■ WHAT NEEDS TO BE DONE
Using the records provided below, locate and copy each line that contains the word "verified".

■ LISTED RECORDS
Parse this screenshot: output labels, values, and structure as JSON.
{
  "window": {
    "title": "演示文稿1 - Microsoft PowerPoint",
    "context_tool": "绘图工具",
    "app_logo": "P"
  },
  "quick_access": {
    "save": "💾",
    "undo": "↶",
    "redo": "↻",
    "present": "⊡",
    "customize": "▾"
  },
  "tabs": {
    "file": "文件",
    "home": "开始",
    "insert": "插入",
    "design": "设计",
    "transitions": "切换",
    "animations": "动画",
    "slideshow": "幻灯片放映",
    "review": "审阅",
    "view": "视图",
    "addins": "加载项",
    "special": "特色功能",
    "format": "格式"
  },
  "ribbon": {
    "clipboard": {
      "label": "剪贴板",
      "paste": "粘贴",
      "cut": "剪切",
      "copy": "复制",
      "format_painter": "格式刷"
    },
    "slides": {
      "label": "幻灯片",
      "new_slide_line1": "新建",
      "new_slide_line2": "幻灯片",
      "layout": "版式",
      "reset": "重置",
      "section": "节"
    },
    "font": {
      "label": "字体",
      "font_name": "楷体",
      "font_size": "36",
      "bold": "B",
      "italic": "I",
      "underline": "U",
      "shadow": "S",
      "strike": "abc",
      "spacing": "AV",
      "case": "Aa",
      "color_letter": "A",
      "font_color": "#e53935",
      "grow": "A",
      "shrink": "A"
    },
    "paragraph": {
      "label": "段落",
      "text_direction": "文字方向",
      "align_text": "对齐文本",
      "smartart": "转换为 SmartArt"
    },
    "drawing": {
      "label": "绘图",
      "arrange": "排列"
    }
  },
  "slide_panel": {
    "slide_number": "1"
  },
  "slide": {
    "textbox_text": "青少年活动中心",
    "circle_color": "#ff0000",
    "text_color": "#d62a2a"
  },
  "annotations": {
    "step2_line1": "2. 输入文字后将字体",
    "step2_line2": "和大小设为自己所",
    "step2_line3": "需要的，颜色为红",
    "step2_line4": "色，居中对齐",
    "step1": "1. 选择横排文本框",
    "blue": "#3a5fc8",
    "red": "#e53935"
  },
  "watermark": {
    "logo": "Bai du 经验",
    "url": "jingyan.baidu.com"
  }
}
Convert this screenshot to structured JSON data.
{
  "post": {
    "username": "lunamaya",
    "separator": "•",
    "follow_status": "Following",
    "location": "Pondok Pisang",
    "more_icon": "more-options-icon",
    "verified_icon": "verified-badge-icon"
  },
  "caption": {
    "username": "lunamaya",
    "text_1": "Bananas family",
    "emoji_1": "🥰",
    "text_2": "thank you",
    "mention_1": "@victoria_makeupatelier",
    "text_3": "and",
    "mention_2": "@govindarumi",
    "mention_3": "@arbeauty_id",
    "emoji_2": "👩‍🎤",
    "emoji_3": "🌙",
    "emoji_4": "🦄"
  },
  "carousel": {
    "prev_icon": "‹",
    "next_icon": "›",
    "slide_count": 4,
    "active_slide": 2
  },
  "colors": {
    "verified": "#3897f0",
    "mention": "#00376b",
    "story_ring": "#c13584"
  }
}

■ WRITTEN RESPONSE
    "verified_icon": "verified-badge-icon"
    "verified": "#3897f0",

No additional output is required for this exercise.